Task item:
How many lines in the entries below contain the string "メニューのインポート"? Reply with the number only.

=== Begin Enclosure ===

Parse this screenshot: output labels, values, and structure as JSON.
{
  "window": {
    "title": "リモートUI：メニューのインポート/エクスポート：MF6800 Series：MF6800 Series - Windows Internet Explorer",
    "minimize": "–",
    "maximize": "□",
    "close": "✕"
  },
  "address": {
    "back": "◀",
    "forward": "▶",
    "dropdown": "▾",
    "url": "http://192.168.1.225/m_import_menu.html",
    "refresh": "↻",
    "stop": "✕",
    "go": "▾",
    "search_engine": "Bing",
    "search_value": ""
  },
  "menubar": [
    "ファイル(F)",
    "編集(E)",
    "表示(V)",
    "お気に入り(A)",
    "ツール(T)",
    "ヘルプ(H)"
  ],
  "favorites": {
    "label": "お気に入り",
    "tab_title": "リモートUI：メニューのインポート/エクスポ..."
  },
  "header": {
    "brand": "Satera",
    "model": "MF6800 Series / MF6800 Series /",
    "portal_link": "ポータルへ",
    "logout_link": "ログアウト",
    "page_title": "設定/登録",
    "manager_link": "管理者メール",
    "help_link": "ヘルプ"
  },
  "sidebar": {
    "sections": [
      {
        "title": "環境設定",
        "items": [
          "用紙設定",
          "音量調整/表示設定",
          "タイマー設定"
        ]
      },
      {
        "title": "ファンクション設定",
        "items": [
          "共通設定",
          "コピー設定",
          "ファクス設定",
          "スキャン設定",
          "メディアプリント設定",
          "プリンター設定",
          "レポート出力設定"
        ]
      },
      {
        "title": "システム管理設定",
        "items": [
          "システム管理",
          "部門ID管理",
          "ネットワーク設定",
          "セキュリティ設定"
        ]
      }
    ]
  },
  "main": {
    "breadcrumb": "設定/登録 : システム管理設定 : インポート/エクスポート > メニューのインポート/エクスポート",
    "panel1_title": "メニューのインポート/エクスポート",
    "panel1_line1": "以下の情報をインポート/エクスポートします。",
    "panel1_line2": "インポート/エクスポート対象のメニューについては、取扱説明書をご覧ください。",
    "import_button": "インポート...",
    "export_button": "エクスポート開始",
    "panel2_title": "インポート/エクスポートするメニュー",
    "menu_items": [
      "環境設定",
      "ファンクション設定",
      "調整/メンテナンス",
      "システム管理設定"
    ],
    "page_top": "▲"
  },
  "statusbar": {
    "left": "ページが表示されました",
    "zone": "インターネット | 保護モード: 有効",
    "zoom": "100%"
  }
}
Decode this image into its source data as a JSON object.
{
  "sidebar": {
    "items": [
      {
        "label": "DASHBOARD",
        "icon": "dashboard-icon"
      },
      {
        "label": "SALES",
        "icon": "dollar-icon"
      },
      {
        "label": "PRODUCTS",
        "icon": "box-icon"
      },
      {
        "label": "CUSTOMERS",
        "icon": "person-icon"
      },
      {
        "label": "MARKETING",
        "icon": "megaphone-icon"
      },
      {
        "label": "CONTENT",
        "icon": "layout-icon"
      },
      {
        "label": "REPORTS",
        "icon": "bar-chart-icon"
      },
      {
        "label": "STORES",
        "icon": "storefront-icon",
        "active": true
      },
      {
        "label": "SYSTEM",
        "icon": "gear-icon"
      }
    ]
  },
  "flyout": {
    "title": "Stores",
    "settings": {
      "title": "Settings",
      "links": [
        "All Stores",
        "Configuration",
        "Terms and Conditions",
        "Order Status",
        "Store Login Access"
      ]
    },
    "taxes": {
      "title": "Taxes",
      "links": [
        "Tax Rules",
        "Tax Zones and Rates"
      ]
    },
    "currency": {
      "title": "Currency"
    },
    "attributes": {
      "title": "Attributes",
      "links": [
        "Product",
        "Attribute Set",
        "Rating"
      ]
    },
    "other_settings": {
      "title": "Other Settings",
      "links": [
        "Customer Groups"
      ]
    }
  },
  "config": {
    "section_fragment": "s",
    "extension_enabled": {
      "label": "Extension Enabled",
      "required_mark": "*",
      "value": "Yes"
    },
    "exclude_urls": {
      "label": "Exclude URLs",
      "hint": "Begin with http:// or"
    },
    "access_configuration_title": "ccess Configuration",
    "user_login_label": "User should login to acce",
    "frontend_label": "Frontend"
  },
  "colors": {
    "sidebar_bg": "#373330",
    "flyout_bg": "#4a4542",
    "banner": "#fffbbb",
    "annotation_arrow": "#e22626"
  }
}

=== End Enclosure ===

Exercise output:
4